An Easter Rising commemoration at Stormont was not an appropriate use of Parliament Buildings and should not have been allowed to proceed, Jim Allister has claimed.
Commenting on Wednesday’s Sinn Fein organised event in the Long Gallery, the TUV leader said the 1916 rebellion has been used, “and continues to be used to justify the IRA campaign and ongoing republican terrorism”.
Mr Allister said: “There should be no question of an event of this nature taking place at Stormont.
“The key question here is which unionist foolishly agreed to sign the form which has enabled Sinn Fein to have this event?
“In order to have events like this it is necessary for three MLAs to sponsor it – one of which must be a unionist and one of which must be a nationalist.
“Just yesterday we had a shocking demonstration of what terrorism can do in a major European city.
“The 1916 Rising stands in that tradition of terrorism. Indeed, the rebels used language of ‘blood sacrifice’ which wouldn’t be out of place in today’s conflict with terrorism.”
On Wednesday night South Down MLA John McCallister said he was the unionist who consented to the Sinn Fein event going ahead.
“I recently arranged for the UDR Association to be have an event in Parliament Buildings. Without a sponsoring nationalist MLA – who without doubt does not share my views on the sterling service of the UDR – this would not have happened,” he said.
“The same principles apply to the event commemorating the Easter Rising. A unionist signatory was required. If one had not been found, the consequences would have been obvious – nationalist MLAs would have refused to sponsor events that have a particular importance and significance to the unionist tradition. For anyone to claim that this would have been a good outcome for unionism beggars belief.
“I’m a unionist and a monarchist. Precisely because of this, I have no qualms about being a signatory for this event – I am very confident that the leaders of the Rising would regard it as an abject failure of their project for republicans in 2016 to celebrate the Easter Rising in a devolved assembly within the United Kingdom, standing for the very constitutional settlement opposed by the Rising.
“And I am convinced that it makes us more British, not less, when we embody the best of the United Kingdom’s Parliamentary tradition – in this case, ensuring that Parliament Buildings is open to all, even when we profoundly disagree with them.”
Mr McCallister added: “There is another key principle at stake here.
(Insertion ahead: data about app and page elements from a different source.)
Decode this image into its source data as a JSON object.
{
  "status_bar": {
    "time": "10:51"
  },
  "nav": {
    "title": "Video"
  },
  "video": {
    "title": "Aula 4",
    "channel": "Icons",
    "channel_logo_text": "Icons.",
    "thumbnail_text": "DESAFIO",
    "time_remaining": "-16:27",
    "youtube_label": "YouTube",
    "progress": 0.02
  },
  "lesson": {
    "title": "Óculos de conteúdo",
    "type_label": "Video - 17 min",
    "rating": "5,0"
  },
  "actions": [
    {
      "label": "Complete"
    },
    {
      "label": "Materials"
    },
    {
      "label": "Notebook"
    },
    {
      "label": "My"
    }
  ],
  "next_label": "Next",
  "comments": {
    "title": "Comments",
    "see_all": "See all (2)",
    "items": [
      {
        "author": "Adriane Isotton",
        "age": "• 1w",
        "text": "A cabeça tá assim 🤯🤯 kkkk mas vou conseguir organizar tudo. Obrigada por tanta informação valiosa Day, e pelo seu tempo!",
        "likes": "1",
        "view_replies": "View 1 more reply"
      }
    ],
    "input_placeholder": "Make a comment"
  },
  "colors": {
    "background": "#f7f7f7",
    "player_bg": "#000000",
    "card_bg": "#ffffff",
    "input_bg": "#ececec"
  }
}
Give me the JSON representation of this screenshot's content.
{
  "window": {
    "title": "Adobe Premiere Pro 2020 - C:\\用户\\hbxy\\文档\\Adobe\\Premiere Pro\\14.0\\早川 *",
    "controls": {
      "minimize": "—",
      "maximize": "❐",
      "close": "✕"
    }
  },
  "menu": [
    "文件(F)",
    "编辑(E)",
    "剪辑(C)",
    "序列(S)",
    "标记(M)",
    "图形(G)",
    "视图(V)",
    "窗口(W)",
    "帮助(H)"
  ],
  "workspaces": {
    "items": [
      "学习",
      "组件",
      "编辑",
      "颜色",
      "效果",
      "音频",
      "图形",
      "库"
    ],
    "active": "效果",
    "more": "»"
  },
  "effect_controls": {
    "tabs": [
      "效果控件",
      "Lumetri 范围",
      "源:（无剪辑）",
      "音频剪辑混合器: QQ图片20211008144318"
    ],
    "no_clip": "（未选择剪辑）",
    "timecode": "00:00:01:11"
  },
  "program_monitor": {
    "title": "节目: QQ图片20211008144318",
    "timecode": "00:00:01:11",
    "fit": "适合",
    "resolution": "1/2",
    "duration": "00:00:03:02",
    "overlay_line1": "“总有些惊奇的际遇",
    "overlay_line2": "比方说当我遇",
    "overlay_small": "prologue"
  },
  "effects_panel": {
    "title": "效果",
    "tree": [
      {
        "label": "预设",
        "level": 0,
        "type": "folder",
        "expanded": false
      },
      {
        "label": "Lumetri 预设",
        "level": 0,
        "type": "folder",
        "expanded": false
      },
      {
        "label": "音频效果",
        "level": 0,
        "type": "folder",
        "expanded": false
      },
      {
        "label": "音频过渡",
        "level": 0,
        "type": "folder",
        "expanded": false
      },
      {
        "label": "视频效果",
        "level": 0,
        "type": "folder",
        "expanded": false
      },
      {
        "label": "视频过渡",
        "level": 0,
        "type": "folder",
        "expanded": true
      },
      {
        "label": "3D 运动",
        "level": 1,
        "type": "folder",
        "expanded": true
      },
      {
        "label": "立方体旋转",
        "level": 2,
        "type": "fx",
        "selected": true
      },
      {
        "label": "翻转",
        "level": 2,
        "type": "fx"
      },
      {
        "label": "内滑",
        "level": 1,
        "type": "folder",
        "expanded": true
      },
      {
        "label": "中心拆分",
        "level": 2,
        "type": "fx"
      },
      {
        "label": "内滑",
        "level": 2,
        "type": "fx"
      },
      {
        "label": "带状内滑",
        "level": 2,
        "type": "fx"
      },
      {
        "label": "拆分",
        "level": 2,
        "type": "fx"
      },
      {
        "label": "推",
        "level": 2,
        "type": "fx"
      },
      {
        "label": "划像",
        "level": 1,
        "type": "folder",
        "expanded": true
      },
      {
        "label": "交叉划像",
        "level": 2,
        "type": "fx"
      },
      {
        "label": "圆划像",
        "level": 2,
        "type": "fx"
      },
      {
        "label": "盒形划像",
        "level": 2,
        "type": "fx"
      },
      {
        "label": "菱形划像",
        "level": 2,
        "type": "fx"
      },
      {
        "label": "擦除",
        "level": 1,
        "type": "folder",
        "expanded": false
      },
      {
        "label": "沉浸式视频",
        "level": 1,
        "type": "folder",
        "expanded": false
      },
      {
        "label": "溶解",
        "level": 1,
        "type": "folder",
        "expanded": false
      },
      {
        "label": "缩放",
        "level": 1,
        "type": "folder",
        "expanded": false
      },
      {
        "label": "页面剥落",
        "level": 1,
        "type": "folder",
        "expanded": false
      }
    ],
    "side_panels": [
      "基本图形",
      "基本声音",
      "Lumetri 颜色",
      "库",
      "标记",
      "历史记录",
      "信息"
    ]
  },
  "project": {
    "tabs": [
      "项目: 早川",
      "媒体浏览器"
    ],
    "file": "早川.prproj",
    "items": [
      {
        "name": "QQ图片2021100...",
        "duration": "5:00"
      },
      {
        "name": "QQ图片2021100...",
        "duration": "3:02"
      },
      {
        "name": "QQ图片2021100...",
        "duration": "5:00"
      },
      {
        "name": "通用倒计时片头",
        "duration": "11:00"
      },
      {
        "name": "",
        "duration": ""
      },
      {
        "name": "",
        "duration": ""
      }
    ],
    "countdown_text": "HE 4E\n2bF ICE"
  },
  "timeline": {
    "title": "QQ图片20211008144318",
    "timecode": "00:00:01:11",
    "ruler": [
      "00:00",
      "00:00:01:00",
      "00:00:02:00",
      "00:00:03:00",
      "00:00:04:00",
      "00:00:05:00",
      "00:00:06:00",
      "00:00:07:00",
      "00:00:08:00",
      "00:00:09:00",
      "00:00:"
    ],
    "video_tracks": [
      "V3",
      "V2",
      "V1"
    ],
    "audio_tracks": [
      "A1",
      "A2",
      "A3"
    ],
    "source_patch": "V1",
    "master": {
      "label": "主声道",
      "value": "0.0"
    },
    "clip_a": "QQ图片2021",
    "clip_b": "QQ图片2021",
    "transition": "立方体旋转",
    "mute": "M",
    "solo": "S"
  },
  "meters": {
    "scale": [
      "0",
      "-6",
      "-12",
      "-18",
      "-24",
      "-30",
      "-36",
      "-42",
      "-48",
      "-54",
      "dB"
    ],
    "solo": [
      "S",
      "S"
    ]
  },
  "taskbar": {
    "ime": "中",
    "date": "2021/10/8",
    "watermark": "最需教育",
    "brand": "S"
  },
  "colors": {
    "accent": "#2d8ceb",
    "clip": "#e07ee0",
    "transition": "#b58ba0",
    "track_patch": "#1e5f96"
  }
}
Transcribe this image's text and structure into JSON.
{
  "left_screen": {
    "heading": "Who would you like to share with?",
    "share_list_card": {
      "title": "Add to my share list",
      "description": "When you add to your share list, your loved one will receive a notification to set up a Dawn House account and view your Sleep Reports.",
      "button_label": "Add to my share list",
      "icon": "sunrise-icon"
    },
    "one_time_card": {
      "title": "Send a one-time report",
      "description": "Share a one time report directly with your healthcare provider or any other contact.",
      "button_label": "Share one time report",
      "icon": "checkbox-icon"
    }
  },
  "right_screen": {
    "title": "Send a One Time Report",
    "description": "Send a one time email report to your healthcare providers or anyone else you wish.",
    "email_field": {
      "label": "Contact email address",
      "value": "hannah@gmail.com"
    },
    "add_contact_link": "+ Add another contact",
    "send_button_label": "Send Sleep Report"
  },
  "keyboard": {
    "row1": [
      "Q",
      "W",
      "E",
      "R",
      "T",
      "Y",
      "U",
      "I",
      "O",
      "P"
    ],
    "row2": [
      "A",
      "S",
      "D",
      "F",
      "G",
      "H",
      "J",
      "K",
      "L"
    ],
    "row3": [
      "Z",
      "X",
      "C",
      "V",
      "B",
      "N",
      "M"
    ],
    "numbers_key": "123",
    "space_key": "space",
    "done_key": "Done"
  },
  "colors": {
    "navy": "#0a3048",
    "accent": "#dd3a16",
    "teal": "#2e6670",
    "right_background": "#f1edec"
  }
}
Unionism has to call republicans out on the myth that Northern Ireland is not a fair society, embracing all political traditions.
“The very fact that republicans can commemorate their political tradition in the Parliament Buildings is proof that Northern Ireland within the Union is working, with fairness and tolerance for all.
“That is a good outcome for a confident, inclusive unionism.”